Friday, January 23, 2015

Time Presentation
6:30 am Breakfast buffet
 

Sustainability, What is it, what it means for beef producers and where to from hereJude Capper, Bozeman, Montana

Sustainability is often thought of as a “bad” word for the beef industry, with images of “going green” and low-productivity systems. This presentation discusses what sustainability really means for the U.S. Beef industry and how we improve economic viability, environmental responsibility and social acceptability through improved productivity.

7:45 Breakout session 1 (select one)
  Adding value through direct market sales
Tom Arnold, Elizabeth, Ill.

Preconditioning – Adding Profit to the Cow-calf Herd’s Bottom LineMark Hilton, Clinical Professor Beef Production Medicine, Purdue University College of Veterinary Medicine

Have you ever heard a beef producer lament, “I preconditioned my calves this year and they brought the same price as my neighbor’s calves and he didn’t do anything?” find out why the ‘preconditioning bonus’ plays a minor role in the profitability of preconditioning. Learn what really does matter.
8:45 Breakout session 2 (select one)
  Understanding and using antibiotics responsibly
Dr. Joe Dedrickson, Merial. 

Optimizing forage and pasture resources with annual cropsRhonda Gildersleeve, Professor and Extension Grazing Specialist, University of Wisconsin Cooperative Extension.

Use of annual crops is increasing in the Driftless Region as a means of providing additional cover to protect our soils. We’ll discuss use of annual crop options to provide additional forage and pasture for cost-effective beef cattle feeding systems.
9:45 Break
10:00 Breakout session 3 (select one)
 

Lessons Learned from 32 years of Retained OwnershipDarrell Busby, Coordinator of TCSCF

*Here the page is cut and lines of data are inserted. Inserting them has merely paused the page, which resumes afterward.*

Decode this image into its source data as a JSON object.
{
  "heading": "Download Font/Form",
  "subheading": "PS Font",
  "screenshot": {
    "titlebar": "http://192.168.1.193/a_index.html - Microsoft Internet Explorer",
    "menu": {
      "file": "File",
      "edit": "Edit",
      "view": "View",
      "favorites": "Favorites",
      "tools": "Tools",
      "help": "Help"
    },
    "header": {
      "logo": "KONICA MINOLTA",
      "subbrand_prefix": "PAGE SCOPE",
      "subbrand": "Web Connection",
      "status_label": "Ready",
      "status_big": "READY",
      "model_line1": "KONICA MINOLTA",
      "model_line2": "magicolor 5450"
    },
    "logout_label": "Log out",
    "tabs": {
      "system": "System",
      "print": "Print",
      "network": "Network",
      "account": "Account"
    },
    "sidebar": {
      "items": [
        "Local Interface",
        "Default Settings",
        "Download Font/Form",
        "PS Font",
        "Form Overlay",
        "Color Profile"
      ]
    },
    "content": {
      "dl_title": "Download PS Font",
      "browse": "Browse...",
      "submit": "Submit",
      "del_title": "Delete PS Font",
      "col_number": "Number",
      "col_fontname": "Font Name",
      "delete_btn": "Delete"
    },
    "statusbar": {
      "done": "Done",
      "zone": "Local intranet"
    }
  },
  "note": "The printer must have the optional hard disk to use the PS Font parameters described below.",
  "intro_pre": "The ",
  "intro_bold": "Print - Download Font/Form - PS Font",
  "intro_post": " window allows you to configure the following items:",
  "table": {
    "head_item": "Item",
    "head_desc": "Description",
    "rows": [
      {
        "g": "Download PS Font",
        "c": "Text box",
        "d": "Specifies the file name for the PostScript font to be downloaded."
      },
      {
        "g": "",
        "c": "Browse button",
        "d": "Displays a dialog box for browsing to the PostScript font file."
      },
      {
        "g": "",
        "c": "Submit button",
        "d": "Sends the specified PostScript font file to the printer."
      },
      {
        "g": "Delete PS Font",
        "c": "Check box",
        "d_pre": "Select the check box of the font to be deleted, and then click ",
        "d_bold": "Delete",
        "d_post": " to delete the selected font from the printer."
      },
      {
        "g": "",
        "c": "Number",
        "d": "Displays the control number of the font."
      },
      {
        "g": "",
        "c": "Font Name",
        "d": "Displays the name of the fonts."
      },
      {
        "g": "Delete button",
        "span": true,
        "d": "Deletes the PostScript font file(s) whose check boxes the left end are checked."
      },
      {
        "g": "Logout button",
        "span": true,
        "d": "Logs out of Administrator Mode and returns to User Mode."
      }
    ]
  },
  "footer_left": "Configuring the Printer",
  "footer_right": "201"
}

The principal objective of the Tri-County Steer Carcass Futurity program is to provide information to beef producers to use in managing and marketing their product.  This includes feedlot performance, carcass data and sire summaries.  This session will focus on lessons learned and changes made to breeding and management programs of the participants, and suggestions for how other cattle producers can also apply this information. 
Economics of marginal corn ground compared to seeding to pasture or hayGene Schriefer
11:00 Breakout session 4 (select one)
 

Improving efficiency through feed resource optimizationNicole Rambo, Extension Feedlot Specialist, University of Minnesota

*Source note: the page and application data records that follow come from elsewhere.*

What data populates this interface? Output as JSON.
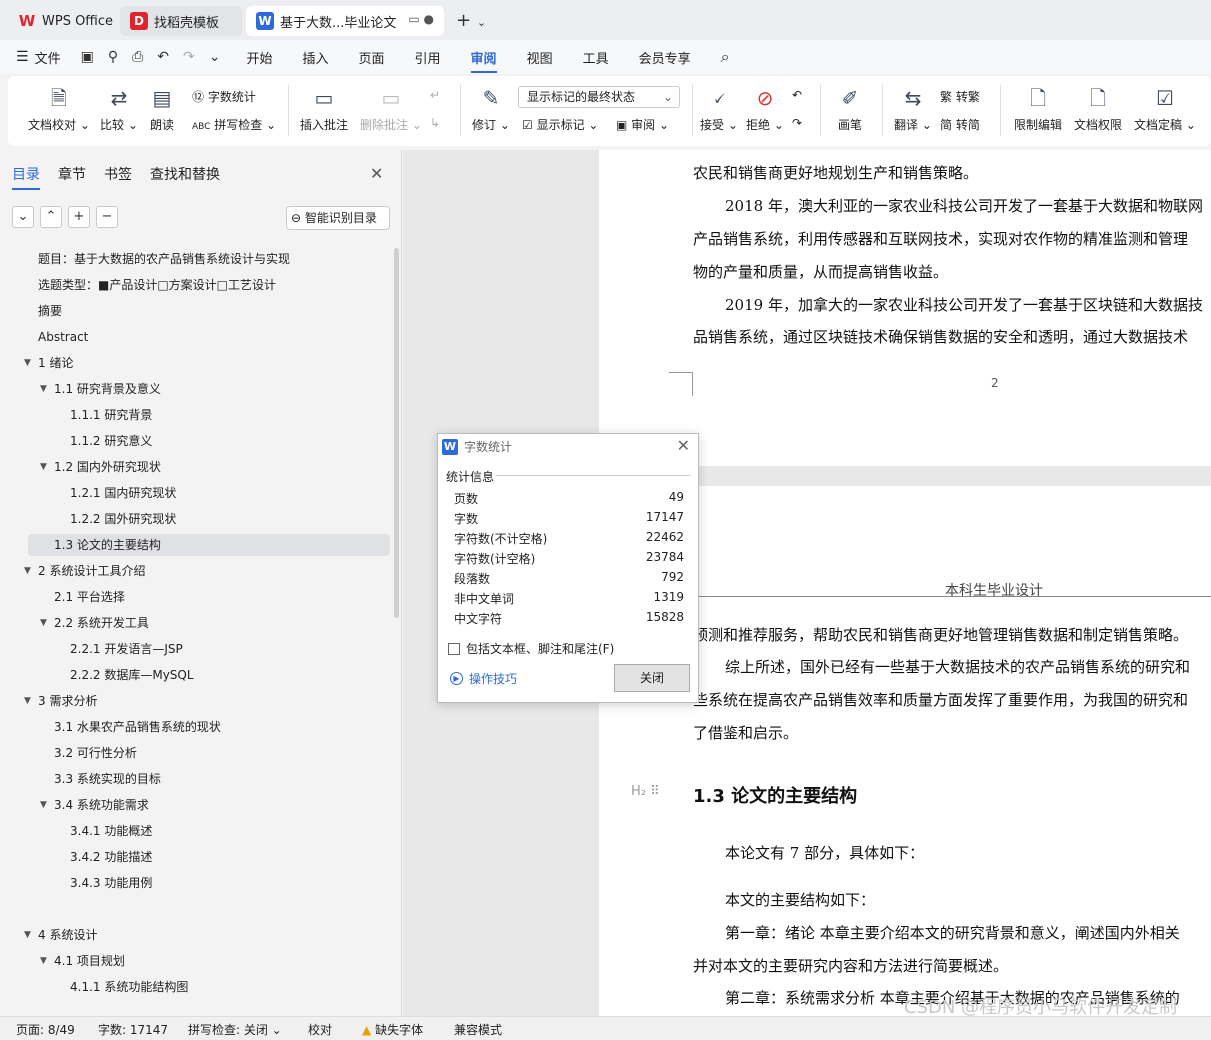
{
  "tabs": {
    "wps": "WPS Office",
    "template": "找稻壳模板",
    "document": "基于大数...毕业论文",
    "new_tab": "+"
  },
  "menu": {
    "file": "文件",
    "items": [
      "开始",
      "插入",
      "页面",
      "引用",
      "审阅",
      "视图",
      "工具",
      "会员专享"
    ],
    "active": "审阅"
  },
  "ribbon": {
    "proofread": "文档校对",
    "compare": "比较",
    "read_aloud": "朗读",
    "word_count": "字数统计",
    "spell_check": "拼写检查",
    "insert_comment": "插入批注",
    "delete_comment": "删除批注",
    "revision": "修订",
    "markup_select": "显示标记的最终状态",
    "show_markup": "显示标记",
    "review_pane": "审阅",
    "accept": "接受",
    "reject": "拒绝",
    "ink": "画笔",
    "translate": "翻译",
    "to_traditional": "转繁",
    "to_simplified": "转简",
    "restrict_edit": "限制编辑",
    "doc_permission": "文档权限",
    "finalize": "文档定稿"
  },
  "nav": {
    "tabs": [
      "目录",
      "章节",
      "书签",
      "查找和替换"
    ],
    "smart_toc": "智能识别目录",
    "toc": [
      "题目：基于大数据的农产品销售系统设计与实现",
      "选题类型：■产品设计□方案设计□工艺设计",
      "摘要",
      "Abstract",
      "1   绪论",
      "1.1 研究背景及意义",
      "1.1.1 研究背景",
      "1.1.2 研究意义",
      "1.2 国内外研究现状",
      "1.2.1 国内研究现状",
      "1.2.2 国外研究现状",
      "1.3  论文的主要结构",
      "2   系统设计工具介绍",
      "2.1  平台选择",
      "2.2  系统开发工具",
      "2.2.1  开发语言—JSP",
      "2.2.2  数据库—MySQL",
      "3   需求分析",
      "3.1  水果农产品销售系统的现状",
      "3.2  可行性分析",
      "3.3  系统实现的目标",
      "3.4  系统功能需求",
      "3.4.1  功能概述",
      "3.4.2  功能描述",
      "3.4.3  功能用例",
      "4   系统设计",
      "4.1  项目规划",
      "4.1.1  系统功能结构图"
    ]
  },
  "doc": {
    "p1_lines": [
      "农民和销售商更好地规划生产和销售策略。",
      "2018 年，澳大利亚的一家农业科技公司开发了一套基于大数据和物联网",
      "产品销售系统，利用传感器和互联网技术，实现对农作物的精准监测和管理",
      "物的产量和质量，从而提高销售收益。",
      "2019 年，加拿大的一家农业科技公司开发了一套基于区块链和大数据技",
      "品销售系统，通过区块链技术确保销售数据的安全和透明，通过大数据技术"
    ],
    "page_number": "2",
    "header": "本科生毕业设计",
    "p2_lines": [
      "预测和推荐服务，帮助农民和销售商更好地管理销售数据和制定销售策略。",
      "综上所述，国外已经有一些基于大数据技术的农产品销售系统的研究和",
      "些系统在提高农产品销售效率和质量方面发挥了重要作用，为我国的研究和",
      "了借鉴和启示。"
    ],
    "heading_mark": "H₂ ⠿",
    "heading": "1.3  论文的主要结构",
    "p3_lines": [
      "本论文有 7 部分，具体如下：",
      "本文的主要结构如下：",
      "第一章：绪论  本章主要介绍本文的研究背景和意义，阐述国内外相关",
      "并对本文的主要研究内容和方法进行简要概述。",
      "第二章：系统需求分析  本章主要介绍基于大数据的农产品销售系统的"
    ]
  },
  "word_count_dialog": {
    "title": "字数统计",
    "section": "统计信息",
    "rows": [
      {
        "k": "页数",
        "v": "49"
      },
      {
        "k": "字数",
        "v": "17147"
      },
      {
        "k": "字符数(不计空格)",
        "v": "22462"
      },
      {
        "k": "字符数(计空格)",
        "v": "23784"
      },
      {
        "k": "段落数",
        "v": "792"
      },
      {
        "k": "非中文单词",
        "v": "1319"
      },
      {
        "k": "中文字符",
        "v": "15828"
      }
    ],
    "include_label": "包括文本框、脚注和尾注(F)",
    "tips": "操作技巧",
    "close": "关闭"
  },
  "status": {
    "page": "页面: 8/49",
    "words": "字数: 17147",
    "spell": "拼写检查: 关闭",
    "proof": "校对",
    "missing_font": "缺失字体",
    "compat": "兼容模式"
  },
  "watermark": "CSDN @程序员小马软件开发定制"
}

A number of technologies and management practices are available to feedlot owners and operators to enhance feedlot productivity and efficiency; however, ignored or unperceived losses in basic subsystems remain a limiting factor. In this talk, conserving feed resources from harvest through bunk line delivery will be discussed as a tool to improve feedlot efficiency and profitability. Measurements of feed loss at various stages, methods for reducing loss and potential impacts on profitability will be discussed.
Nutrition and Reproduction topicTravis Meteer
12:00 Conference adjourns

 

The Driftless Region Beef Conference is a cooperative effort of the Extension services of University of Illinois, Iowa State Universtiy, University of Minnesota, and University of Wisconsin.